Task to carry out: What the answer must contain is every line of the records, exactly, with no pictures.

Material for this task:
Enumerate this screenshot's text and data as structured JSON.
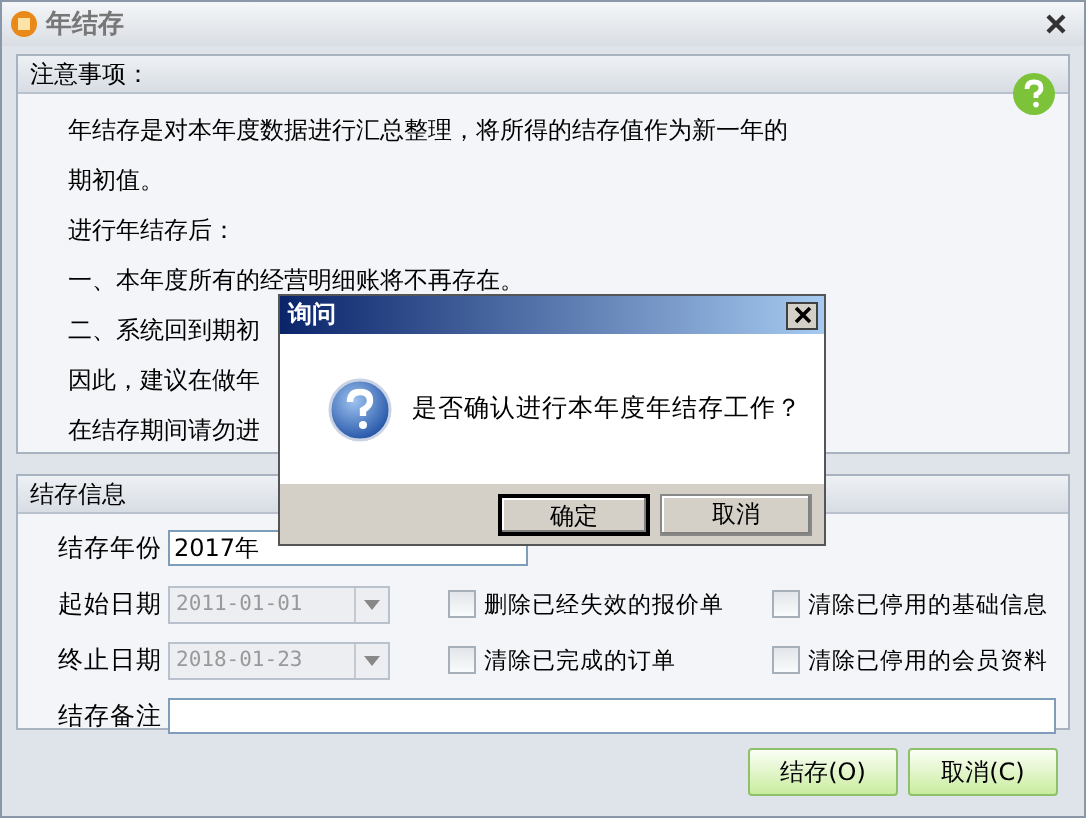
{
  "window": {
    "title": "年结存"
  },
  "notes": {
    "heading": "注意事项：",
    "lines": [
      "年结存是对本年度数据进行汇总整理，将所得的结存值作为新一年的",
      "期初值。",
      "进行年结存后：",
      "一、本年度所有的经营明细账将不再存在。",
      "二、系统回到期初",
      "因此，建议在做年",
      "在结存期间请勿进"
    ]
  },
  "info": {
    "heading": "结存信息",
    "year": {
      "label": "结存年份",
      "value": "2017年"
    },
    "dates": [
      {
        "label": "起始日期",
        "value": "2011-01-01",
        "disabled": true
      },
      {
        "label": "终止日期",
        "value": "2018-01-23",
        "disabled": true
      }
    ],
    "options": [
      {
        "label": "删除已经失效的报价单",
        "checked": false
      },
      {
        "label": "清除已停用的基础信息",
        "checked": false
      },
      {
        "label": "清除已完成的订单",
        "checked": false
      },
      {
        "label": "清除已停用的会员资料",
        "checked": false
      }
    ],
    "remark": {
      "label": "结存备注"
    }
  },
  "buttons": [
    {
      "label": "结存(O)"
    },
    {
      "label": "取消(C)"
    }
  ],
  "dialog": {
    "title": "询问",
    "message": "是否确认进行本年度年结存工作？",
    "buttons": [
      {
        "label": "确定",
        "selected": true
      },
      {
        "label": "取消",
        "selected": false
      }
    ]
  }
}
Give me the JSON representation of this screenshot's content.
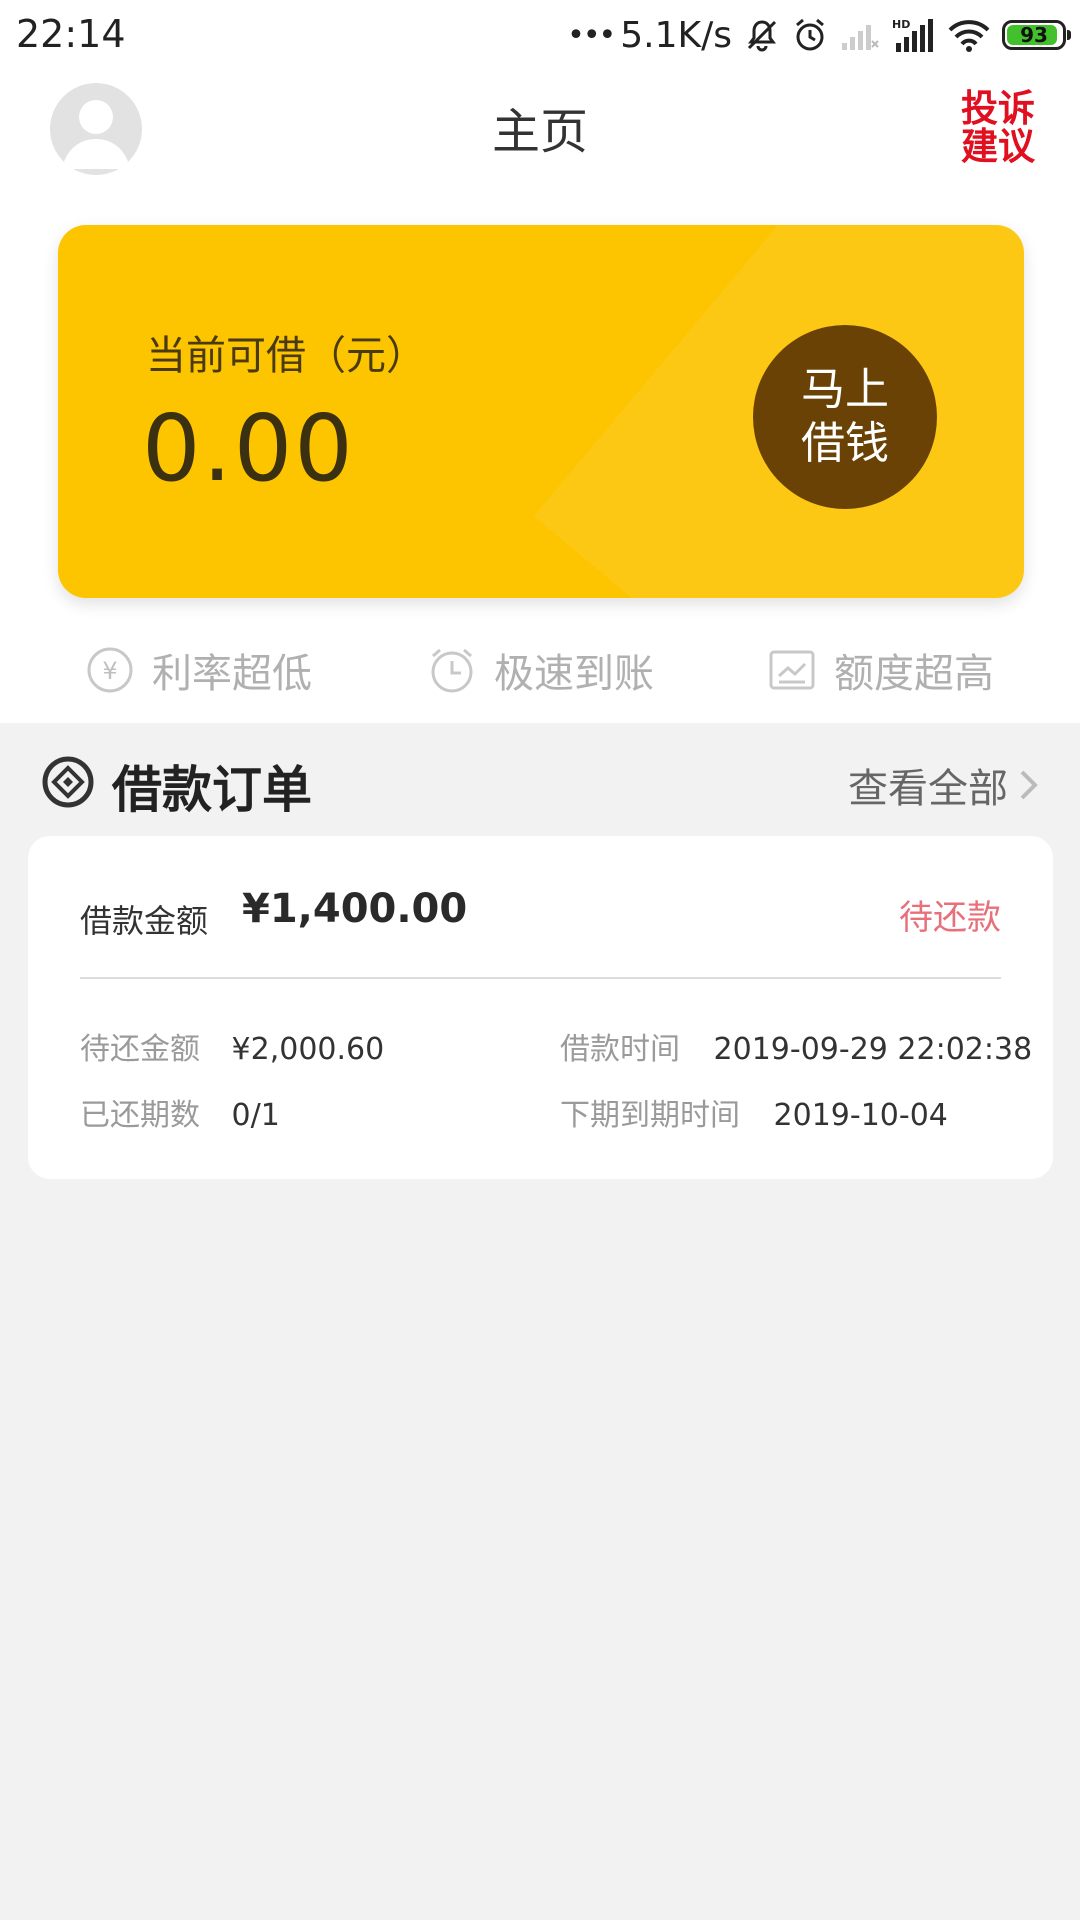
{
  "status_bar": {
    "time": "22:14",
    "dots": "•••",
    "net_speed": "5.1K/s",
    "hd": "HD",
    "battery_level": 93,
    "battery_label": "93",
    "battery_color": "#43c12c",
    "icons": [
      "mute-icon",
      "alarm-icon",
      "signal-icon",
      "signal-hd-icon",
      "wifi-icon",
      "battery-icon"
    ]
  },
  "header": {
    "title": "主页",
    "complaint_label": "投诉建议",
    "avatar_icon": "user-avatar-icon"
  },
  "credit_card": {
    "label": "当前可借（元）",
    "amount": "0.00",
    "button_label": "马上借钱",
    "bg_color": "#fdc400",
    "button_color": "#6b4206"
  },
  "features": [
    {
      "icon": "yen-icon",
      "label": "利率超低"
    },
    {
      "icon": "clock-icon",
      "label": "极速到账"
    },
    {
      "icon": "chart-icon",
      "label": "额度超高"
    }
  ],
  "orders_section": {
    "title": "借款订单",
    "view_all": "查看全部",
    "icon": "diamond-icon"
  },
  "order": {
    "amount_label": "借款金额",
    "amount": "¥1,400.00",
    "status": "待还款",
    "status_color": "#e8707a",
    "due_amount_label": "待还金额",
    "due_amount": "¥2,000.60",
    "loan_time_label": "借款时间",
    "loan_time": "2019-09-29 22:02:38",
    "paid_periods_label": "已还期数",
    "paid_periods": "0/1",
    "next_due_label": "下期到期时间",
    "next_due": "2019-10-04"
  }
}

Solution to the exercise:
Enumerate this screenshot's text and data as structured JSON.
{
  "window": {
    "title": "年结存"
  },
  "notes": {
    "heading": "注意事项：",
    "lines": [
      "年结存是对本年度数据进行汇总整理，将所得的结存值作为新一年的",
      "期初值。",
      "进行年结存后：",
      "一、本年度所有的经营明细账将不再存在。",
      "二、系统回到期初",
      "因此，建议在做年",
      "在结存期间请勿进"
    ]
  },
  "info": {
    "heading": "结存信息",
    "year": {
      "label": "结存年份",
      "value": "2017年"
    },
    "dates": [
      {
        "label": "起始日期",
        "value": "2011-01-01",
        "disabled": true
      },
      {
        "label": "终止日期",
        "value": "2018-01-23",
        "disabled": true
      }
    ],
    "options": [
      {
        "label": "删除已经失效的报价单",
        "checked": false
      },
      {
        "label": "清除已停用的基础信息",
        "checked": false
      },
      {
        "label": "清除已完成的订单",
        "checked": false
      },
      {
        "label": "清除已停用的会员资料",
        "checked": false
      }
    ],
    "remark": {
      "label": "结存备注"
    }
  },
  "buttons": [
    {
      "label": "结存(O)"
    },
    {
      "label": "取消(C)"
    }
  ],
  "dialog": {
    "title": "询问",
    "message": "是否确认进行本年度年结存工作？",
    "buttons": [
      {
        "label": "确定",
        "selected": true
      },
      {
        "label": "取消",
        "selected": false
      }
    ]
  }
}
Give me the JSON representation of this screenshot's content.
{
  "status_bar": {
    "time": "22:14",
    "dots": "•••",
    "net_speed": "5.1K/s",
    "hd": "HD",
    "battery_level": 93,
    "battery_label": "93",
    "battery_color": "#43c12c",
    "icons": [
      "mute-icon",
      "alarm-icon",
      "signal-icon",
      "signal-hd-icon",
      "wifi-icon",
      "battery-icon"
    ]
  },
  "header": {
    "title": "主页",
    "complaint_label": "投诉建议",
    "avatar_icon": "user-avatar-icon"
  },
  "credit_card": {
    "label": "当前可借（元）",
    "amount": "0.00",
    "button_label": "马上借钱",
    "bg_color": "#fdc400",
    "button_color": "#6b4206"
  },
  "features": [
    {
      "icon": "yen-icon",
      "label": "利率超低"
    },
    {
      "icon": "clock-icon",
      "label": "极速到账"
    },
    {
      "icon": "chart-icon",
      "label": "额度超高"
    }
  ],
  "orders_section": {
    "title": "借款订单",
    "view_all": "查看全部",
    "icon": "diamond-icon"
  },
  "order": {
    "amount_label": "借款金额",
    "amount": "¥1,400.00",
    "status": "待还款",
    "status_color": "#e8707a",
    "due_amount_label": "待还金额",
    "due_amount": "¥2,000.60",
    "loan_time_label": "借款时间",
    "loan_time": "2019-09-29 22:02:38",
    "paid_periods_label": "已还期数",
    "paid_periods": "0/1",
    "next_due_label": "下期到期时间",
    "next_due": "2019-10-04"
  }
}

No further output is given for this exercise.